__Work required__: Set down only what runs from the line containing "Output a JSON object describing the text" through the last line of the data, exactly as it reads.

(Excerpts from an interface dataset)
----

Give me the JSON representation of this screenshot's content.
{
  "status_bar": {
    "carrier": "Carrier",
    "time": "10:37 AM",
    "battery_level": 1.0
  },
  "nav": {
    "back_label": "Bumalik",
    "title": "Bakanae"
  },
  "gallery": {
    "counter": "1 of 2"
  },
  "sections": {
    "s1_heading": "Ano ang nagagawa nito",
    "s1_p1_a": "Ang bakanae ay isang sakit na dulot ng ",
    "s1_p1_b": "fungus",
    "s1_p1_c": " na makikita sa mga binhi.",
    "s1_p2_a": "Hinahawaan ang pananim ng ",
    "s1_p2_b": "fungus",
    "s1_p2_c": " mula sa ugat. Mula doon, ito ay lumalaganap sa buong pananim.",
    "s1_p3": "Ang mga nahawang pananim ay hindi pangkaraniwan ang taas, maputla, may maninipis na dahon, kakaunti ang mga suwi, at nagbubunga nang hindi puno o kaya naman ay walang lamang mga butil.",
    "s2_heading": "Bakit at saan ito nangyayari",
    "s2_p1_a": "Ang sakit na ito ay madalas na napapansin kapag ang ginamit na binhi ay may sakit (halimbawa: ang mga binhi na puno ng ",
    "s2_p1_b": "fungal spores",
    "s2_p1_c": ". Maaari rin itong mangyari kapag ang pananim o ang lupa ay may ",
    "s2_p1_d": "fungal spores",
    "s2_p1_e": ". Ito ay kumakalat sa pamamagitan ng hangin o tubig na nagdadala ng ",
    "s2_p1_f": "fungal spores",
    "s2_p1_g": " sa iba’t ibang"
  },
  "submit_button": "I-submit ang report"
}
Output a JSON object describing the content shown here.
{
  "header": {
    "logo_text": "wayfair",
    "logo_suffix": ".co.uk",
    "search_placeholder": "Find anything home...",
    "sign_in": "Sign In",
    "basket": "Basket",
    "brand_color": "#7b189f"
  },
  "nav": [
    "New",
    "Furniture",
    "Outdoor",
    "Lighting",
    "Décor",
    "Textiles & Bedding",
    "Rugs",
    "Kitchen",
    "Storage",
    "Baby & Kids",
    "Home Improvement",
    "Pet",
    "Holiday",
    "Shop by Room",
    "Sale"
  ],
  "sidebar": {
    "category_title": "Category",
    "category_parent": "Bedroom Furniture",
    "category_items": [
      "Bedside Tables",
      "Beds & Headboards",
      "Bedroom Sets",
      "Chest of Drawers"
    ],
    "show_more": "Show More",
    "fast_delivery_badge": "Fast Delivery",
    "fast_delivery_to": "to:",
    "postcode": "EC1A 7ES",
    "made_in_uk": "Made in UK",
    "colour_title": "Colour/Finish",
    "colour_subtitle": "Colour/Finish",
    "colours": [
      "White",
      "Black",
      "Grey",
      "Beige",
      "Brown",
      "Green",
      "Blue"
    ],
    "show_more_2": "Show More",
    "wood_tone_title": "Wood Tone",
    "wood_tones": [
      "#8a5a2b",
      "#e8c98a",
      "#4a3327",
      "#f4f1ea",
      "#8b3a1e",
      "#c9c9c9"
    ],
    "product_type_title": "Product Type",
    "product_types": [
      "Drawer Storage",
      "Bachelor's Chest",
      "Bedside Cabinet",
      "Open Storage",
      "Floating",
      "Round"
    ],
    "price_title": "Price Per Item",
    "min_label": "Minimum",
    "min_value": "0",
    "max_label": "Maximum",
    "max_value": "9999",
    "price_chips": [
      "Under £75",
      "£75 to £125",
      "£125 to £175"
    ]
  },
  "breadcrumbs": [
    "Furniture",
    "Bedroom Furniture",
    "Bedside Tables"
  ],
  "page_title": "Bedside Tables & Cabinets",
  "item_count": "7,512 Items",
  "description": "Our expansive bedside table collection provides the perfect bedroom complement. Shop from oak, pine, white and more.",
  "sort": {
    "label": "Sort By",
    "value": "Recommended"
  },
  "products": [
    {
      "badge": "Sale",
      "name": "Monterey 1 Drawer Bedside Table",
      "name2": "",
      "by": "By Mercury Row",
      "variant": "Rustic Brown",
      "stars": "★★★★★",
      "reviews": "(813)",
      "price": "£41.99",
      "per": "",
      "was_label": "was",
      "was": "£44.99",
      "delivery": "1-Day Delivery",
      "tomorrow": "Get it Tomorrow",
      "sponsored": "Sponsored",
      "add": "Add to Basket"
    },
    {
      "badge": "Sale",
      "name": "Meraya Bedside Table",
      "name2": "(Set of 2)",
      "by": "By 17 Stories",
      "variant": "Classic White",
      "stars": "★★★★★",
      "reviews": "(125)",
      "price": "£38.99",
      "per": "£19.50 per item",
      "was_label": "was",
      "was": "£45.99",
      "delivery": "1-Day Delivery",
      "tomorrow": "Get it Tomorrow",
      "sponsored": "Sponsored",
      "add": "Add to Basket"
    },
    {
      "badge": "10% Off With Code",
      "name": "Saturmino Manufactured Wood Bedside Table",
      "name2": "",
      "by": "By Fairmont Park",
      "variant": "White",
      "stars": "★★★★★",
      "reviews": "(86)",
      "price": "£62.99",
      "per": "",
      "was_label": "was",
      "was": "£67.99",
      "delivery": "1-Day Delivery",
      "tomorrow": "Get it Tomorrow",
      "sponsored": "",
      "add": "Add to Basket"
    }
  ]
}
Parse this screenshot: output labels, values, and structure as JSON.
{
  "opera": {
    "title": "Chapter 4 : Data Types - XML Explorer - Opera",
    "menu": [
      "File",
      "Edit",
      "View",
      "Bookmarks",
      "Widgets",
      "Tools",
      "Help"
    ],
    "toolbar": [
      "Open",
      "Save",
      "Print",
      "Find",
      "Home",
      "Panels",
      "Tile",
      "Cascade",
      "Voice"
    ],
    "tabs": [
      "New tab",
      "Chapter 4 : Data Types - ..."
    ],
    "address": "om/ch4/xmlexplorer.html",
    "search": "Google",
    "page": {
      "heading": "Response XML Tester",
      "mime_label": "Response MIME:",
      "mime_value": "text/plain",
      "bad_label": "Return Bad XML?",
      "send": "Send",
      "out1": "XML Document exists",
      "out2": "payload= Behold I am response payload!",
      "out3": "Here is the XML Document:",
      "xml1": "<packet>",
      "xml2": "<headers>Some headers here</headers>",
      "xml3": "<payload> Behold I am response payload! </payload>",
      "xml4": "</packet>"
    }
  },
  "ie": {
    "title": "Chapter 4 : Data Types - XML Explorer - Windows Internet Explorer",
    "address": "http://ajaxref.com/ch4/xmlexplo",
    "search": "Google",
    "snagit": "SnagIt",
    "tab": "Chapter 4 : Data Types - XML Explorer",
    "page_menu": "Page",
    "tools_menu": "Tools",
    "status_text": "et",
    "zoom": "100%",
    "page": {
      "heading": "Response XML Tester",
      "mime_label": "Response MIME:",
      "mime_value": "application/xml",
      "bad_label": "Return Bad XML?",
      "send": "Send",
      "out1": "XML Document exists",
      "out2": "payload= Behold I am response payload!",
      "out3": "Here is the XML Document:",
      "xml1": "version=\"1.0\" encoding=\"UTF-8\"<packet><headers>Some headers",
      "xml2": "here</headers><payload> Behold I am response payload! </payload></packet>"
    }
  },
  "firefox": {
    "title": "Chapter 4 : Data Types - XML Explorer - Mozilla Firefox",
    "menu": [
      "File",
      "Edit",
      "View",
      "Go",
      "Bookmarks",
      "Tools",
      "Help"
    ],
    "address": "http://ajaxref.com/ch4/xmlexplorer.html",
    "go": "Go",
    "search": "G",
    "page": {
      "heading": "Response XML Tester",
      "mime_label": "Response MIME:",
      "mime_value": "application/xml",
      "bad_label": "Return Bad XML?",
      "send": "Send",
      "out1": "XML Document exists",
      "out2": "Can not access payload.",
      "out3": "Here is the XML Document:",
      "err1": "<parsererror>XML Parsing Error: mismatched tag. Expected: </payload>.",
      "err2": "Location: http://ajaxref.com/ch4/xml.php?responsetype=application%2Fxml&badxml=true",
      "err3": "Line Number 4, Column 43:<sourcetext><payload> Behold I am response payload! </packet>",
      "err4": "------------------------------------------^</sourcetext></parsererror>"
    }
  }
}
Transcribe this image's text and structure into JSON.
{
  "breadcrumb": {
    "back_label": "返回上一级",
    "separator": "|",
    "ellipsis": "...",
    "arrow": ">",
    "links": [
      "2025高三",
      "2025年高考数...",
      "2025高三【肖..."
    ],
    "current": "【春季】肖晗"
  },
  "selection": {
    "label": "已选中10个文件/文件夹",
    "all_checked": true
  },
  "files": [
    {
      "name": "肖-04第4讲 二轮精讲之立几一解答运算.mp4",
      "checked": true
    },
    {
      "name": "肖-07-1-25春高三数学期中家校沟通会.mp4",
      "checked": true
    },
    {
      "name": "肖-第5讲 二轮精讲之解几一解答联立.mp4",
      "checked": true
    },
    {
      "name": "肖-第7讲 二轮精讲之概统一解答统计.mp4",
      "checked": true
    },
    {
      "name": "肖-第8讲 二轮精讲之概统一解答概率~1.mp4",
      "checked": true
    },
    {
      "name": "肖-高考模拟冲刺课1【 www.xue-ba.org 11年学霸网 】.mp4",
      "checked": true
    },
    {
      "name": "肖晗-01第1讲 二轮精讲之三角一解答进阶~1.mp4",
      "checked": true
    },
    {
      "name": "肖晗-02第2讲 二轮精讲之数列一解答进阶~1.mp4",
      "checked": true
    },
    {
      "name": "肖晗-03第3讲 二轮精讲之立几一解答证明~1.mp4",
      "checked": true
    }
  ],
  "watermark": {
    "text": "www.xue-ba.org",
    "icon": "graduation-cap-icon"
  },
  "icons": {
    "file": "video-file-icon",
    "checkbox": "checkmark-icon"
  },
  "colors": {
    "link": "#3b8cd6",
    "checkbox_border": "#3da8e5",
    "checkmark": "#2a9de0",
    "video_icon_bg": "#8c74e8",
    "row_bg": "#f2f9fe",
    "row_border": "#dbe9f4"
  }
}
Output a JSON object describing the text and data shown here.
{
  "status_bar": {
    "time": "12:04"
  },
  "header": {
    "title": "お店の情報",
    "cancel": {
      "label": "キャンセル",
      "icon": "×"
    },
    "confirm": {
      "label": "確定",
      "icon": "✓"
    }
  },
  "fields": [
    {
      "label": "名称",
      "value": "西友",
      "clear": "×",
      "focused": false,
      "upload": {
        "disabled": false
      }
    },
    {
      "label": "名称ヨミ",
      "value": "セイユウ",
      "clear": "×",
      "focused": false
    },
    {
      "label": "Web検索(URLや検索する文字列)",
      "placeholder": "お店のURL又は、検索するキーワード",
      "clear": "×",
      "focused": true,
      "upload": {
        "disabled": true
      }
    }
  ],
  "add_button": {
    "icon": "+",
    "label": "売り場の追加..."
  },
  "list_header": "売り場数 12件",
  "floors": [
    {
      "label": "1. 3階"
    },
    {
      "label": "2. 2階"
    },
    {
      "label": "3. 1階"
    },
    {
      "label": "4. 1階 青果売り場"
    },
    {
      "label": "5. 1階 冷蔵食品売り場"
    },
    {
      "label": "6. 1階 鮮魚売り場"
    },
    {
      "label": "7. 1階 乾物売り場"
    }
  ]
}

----

__Output for this task__:
Output a JSON object describing the text and data shown here.
{
  "status_bar": {
    "time": "12:04"
  },
  "header": {
    "title": "お店の情報",
    "cancel": {
      "label": "キャンセル",
      "icon": "×"
    },
    "confirm": {
      "label": "確定",
      "icon": "✓"
    }
  },
  "fields": [
    {
      "label": "名称",
      "value": "西友",
      "clear": "×",
      "focused": false,
      "upload": {
        "disabled": false
      }
    },
    {
      "label": "名称ヨミ",
      "value": "セイユウ",
      "clear": "×",
      "focused": false
    },
    {
      "label": "Web検索(URLや検索する文字列)",
      "placeholder": "お店のURL又は、検索するキーワード",
      "clear": "×",
      "focused": true,
      "upload": {
        "disabled": true
      }
    }
  ],
  "add_button": {
    "icon": "+",
    "label": "売り場の追加..."
  },
  "list_header": "売り場数 12件",
  "floors": [
    {
      "label": "1. 3階"
    },
    {
      "label": "2. 2階"
    },
    {
      "label": "3. 1階"
    },
    {
      "label": "4. 1階 青果売り場"
    },
    {
      "label": "5. 1階 冷蔵食品売り場"
    },
    {
      "label": "6. 1階 鮮魚売り場"
    },
    {
      "label": "7. 1階 乾物売り場"
    }
  ]
}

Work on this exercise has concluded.